# Data:
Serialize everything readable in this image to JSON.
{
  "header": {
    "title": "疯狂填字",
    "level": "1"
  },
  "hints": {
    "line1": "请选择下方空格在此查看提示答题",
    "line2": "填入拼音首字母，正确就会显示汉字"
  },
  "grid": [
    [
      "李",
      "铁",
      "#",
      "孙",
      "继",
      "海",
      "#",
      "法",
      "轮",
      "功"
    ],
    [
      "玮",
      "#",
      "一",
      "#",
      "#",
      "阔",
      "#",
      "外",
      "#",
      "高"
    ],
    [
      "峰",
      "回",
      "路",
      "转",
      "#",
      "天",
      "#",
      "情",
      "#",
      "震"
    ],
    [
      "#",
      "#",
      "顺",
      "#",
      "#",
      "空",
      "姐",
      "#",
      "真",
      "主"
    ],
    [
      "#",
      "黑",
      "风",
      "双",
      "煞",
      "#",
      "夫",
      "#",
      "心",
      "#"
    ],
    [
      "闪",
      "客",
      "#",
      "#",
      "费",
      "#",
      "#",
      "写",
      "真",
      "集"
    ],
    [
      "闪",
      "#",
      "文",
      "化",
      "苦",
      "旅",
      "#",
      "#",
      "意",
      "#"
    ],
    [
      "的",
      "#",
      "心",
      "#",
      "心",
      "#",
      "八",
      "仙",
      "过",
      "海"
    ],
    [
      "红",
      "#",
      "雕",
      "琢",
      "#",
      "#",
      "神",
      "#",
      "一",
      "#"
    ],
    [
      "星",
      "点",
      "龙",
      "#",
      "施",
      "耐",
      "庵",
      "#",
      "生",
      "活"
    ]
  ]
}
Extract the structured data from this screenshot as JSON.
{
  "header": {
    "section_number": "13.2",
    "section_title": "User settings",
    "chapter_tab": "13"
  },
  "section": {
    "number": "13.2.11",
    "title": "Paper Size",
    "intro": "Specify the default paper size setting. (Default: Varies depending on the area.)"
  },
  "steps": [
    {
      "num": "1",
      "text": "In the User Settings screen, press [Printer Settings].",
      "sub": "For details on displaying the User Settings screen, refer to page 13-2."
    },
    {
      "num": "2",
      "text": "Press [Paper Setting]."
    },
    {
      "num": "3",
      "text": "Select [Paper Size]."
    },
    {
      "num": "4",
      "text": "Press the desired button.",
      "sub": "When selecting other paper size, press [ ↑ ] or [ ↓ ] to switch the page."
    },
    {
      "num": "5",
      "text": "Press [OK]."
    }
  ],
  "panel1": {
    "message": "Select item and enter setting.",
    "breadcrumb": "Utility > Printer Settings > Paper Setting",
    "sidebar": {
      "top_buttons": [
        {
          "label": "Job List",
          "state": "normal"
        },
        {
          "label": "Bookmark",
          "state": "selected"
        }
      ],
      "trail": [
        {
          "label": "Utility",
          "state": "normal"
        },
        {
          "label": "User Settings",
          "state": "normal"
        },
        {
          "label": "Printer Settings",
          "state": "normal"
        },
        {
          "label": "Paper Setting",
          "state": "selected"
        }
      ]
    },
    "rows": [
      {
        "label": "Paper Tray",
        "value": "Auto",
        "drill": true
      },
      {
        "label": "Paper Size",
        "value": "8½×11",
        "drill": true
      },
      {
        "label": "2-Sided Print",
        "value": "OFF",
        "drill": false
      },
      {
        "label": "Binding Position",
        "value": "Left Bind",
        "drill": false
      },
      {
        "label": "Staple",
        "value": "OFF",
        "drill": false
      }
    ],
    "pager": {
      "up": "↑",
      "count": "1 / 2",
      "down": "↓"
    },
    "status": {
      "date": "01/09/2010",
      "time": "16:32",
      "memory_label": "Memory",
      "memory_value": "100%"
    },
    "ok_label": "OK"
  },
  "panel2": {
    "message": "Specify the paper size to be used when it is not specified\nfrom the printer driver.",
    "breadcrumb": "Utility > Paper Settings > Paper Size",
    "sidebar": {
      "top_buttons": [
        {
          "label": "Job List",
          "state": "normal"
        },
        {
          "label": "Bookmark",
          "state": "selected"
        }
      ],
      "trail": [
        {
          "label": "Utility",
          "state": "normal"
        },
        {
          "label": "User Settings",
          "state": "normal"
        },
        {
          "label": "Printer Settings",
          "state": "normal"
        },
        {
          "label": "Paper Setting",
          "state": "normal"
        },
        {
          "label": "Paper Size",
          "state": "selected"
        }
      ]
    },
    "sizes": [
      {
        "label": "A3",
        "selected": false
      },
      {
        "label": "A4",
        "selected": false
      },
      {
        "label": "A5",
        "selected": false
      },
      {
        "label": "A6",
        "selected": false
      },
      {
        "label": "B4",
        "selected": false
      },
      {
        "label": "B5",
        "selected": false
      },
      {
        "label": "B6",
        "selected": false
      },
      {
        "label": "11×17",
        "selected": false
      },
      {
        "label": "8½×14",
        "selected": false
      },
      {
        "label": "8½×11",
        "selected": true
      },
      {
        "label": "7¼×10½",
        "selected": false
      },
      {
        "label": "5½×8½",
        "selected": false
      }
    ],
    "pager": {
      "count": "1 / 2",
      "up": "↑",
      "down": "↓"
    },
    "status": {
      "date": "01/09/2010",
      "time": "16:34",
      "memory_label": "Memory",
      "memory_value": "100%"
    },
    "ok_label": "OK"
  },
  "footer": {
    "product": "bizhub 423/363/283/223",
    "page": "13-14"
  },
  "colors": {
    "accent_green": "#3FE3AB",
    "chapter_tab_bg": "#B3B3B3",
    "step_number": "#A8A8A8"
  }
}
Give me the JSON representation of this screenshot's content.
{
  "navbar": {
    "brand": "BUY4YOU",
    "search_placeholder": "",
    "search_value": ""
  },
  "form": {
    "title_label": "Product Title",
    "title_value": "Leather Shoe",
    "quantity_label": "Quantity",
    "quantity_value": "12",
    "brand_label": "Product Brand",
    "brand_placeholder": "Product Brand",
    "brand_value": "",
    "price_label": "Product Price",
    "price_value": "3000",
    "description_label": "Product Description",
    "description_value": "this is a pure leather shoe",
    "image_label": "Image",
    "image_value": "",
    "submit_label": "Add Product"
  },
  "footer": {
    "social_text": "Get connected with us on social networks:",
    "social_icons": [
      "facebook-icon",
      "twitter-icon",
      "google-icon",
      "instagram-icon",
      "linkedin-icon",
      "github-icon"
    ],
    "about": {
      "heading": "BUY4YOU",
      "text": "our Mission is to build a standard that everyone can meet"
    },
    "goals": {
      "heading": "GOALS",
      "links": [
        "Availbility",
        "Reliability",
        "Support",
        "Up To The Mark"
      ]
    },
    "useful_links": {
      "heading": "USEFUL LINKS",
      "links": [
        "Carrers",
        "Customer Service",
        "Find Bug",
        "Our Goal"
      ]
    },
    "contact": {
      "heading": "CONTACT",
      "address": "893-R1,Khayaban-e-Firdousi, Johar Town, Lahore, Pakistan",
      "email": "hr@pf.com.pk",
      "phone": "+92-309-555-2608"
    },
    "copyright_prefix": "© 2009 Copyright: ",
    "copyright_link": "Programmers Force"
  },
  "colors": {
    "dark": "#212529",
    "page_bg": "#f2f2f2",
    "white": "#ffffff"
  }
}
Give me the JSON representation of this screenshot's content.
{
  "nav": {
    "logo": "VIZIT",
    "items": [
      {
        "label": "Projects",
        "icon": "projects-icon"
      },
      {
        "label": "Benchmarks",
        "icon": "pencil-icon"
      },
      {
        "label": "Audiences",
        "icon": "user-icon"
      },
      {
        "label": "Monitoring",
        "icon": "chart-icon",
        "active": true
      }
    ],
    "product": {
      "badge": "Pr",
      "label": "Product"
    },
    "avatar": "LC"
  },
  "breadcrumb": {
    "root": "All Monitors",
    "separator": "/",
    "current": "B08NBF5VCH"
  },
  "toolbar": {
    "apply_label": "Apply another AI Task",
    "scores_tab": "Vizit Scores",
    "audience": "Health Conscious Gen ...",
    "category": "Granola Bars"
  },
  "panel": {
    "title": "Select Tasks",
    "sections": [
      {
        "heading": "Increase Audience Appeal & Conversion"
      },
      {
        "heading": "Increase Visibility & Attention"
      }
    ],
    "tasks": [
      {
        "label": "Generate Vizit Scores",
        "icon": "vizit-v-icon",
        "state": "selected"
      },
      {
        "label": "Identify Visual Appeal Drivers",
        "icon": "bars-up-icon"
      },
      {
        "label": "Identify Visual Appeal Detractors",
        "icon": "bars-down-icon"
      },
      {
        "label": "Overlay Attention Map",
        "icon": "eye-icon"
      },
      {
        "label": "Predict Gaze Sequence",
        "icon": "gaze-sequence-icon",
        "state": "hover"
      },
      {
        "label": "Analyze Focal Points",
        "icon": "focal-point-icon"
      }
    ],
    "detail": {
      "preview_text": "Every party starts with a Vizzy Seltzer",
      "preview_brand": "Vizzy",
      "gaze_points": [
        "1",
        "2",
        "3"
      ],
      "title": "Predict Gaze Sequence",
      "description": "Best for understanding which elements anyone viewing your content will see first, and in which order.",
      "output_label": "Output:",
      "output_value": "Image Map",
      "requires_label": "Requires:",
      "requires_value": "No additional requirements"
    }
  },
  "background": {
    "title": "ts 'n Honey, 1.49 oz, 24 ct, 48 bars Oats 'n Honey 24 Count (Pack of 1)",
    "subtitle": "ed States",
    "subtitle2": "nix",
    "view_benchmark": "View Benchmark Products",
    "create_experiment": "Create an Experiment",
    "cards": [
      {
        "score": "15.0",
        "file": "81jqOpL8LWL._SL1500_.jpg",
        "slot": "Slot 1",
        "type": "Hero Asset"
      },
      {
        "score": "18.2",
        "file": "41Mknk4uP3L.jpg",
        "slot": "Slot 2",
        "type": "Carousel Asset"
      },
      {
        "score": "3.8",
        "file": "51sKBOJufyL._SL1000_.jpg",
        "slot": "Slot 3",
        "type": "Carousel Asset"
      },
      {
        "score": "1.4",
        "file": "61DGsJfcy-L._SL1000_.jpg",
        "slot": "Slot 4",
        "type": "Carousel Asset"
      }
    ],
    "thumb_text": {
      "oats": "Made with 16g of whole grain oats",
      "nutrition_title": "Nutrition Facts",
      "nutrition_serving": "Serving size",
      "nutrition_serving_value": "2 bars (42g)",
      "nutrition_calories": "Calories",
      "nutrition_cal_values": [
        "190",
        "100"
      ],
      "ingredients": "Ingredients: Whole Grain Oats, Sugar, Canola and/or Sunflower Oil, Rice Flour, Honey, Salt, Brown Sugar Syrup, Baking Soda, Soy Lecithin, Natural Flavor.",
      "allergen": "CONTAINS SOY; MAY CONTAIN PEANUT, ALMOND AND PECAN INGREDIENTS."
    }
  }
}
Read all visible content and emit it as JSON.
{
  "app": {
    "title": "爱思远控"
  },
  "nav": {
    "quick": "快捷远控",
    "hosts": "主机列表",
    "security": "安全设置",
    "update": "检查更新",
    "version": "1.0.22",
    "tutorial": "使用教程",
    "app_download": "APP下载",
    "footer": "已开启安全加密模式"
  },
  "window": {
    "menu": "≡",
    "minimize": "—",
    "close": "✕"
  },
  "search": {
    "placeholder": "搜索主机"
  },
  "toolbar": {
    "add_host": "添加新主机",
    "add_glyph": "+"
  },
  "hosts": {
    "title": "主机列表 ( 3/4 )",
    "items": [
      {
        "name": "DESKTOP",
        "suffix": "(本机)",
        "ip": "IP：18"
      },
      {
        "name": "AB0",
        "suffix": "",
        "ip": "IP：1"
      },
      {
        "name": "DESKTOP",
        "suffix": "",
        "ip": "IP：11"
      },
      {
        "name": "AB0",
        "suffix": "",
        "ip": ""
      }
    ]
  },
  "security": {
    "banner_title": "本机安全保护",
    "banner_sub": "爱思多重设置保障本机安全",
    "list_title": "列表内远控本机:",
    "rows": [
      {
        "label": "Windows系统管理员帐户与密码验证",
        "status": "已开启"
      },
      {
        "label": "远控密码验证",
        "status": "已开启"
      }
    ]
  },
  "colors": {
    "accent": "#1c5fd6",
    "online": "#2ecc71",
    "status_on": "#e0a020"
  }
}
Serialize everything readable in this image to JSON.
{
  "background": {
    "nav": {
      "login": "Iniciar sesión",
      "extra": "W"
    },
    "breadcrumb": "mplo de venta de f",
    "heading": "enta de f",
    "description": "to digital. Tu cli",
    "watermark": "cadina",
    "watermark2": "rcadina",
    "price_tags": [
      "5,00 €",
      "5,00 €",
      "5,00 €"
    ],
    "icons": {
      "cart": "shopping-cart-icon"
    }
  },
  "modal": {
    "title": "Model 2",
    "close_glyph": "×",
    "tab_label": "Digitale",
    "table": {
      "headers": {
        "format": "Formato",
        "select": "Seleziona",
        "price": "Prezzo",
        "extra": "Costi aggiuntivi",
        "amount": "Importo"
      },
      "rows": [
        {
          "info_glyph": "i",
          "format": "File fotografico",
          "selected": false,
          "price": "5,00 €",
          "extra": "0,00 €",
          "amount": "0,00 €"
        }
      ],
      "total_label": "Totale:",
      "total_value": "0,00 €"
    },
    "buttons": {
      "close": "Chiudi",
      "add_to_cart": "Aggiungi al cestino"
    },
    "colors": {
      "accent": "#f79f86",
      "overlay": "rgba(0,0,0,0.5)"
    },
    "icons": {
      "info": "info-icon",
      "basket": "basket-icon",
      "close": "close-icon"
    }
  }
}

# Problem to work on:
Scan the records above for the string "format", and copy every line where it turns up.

# Solution to this task:
        "format": "Formato",
          "format": "File fotografico",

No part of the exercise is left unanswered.